--- Records for the exercise Enclosed Below ---

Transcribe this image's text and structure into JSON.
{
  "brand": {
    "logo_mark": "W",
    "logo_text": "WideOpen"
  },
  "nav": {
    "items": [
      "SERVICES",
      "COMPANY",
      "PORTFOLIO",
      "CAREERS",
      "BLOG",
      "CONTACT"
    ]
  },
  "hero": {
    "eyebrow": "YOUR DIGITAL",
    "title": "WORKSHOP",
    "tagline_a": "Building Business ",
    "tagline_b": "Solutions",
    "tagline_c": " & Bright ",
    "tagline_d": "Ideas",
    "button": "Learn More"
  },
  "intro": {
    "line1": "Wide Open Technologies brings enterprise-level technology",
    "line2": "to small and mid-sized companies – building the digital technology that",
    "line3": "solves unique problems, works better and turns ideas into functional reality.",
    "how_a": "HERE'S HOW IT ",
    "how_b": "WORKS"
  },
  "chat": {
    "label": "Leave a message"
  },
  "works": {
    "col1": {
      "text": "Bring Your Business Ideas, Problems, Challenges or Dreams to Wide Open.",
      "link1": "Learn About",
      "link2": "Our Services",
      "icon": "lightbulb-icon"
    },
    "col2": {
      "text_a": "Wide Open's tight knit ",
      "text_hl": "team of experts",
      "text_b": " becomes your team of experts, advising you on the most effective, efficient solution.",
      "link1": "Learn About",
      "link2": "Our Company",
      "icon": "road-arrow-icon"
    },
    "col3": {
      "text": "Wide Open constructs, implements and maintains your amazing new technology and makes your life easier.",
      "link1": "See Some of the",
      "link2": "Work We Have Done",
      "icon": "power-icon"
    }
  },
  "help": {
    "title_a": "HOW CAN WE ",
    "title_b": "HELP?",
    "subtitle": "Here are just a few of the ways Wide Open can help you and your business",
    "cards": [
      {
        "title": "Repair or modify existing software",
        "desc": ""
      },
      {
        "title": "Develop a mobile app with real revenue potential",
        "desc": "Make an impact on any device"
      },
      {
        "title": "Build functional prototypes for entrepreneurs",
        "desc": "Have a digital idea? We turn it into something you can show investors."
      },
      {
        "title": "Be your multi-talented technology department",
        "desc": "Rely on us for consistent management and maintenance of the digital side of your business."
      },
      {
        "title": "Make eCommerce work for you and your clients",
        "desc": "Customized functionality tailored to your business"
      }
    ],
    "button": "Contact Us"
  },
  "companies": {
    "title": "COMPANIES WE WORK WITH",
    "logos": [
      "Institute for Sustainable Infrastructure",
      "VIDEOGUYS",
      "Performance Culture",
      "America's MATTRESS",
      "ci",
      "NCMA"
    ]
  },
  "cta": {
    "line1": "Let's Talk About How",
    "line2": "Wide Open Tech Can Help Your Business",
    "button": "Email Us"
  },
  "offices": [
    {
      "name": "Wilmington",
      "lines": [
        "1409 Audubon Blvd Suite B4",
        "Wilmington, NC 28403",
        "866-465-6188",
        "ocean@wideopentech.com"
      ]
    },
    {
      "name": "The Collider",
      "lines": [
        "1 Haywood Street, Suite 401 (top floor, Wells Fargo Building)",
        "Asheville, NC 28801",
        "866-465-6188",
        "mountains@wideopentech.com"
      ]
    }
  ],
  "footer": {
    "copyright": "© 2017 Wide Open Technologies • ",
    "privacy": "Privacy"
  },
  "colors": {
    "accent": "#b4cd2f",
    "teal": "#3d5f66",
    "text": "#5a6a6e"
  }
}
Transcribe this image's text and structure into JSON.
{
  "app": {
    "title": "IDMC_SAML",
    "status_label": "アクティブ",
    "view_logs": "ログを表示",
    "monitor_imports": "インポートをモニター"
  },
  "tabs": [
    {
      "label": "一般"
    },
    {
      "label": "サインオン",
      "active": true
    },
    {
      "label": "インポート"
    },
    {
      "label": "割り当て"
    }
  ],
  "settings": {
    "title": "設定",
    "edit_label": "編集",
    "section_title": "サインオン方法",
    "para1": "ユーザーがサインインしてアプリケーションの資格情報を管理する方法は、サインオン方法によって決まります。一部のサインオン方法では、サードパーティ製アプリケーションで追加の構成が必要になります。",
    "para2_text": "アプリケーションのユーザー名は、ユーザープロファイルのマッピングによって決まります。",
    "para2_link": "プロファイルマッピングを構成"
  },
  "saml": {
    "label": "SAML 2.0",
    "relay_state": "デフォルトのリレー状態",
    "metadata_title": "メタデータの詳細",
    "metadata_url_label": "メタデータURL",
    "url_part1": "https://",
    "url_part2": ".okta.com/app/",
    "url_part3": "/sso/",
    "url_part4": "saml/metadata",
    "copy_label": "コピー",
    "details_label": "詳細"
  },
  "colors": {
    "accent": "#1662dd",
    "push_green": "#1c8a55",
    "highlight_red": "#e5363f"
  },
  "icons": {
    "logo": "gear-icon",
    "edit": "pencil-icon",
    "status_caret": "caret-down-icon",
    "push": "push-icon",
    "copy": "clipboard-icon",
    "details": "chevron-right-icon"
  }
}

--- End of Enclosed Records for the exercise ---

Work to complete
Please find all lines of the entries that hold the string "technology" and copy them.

Your solution
    "line1": "Wide Open Technologies brings enterprise-level technology",
    "line2": "to small and mid-sized companies – building the digital technology that",
      "text": "Wide Open constructs, implements and maintains your amazing new technology and makes your life easier.",
        "title": "Be your multi-talented technology department",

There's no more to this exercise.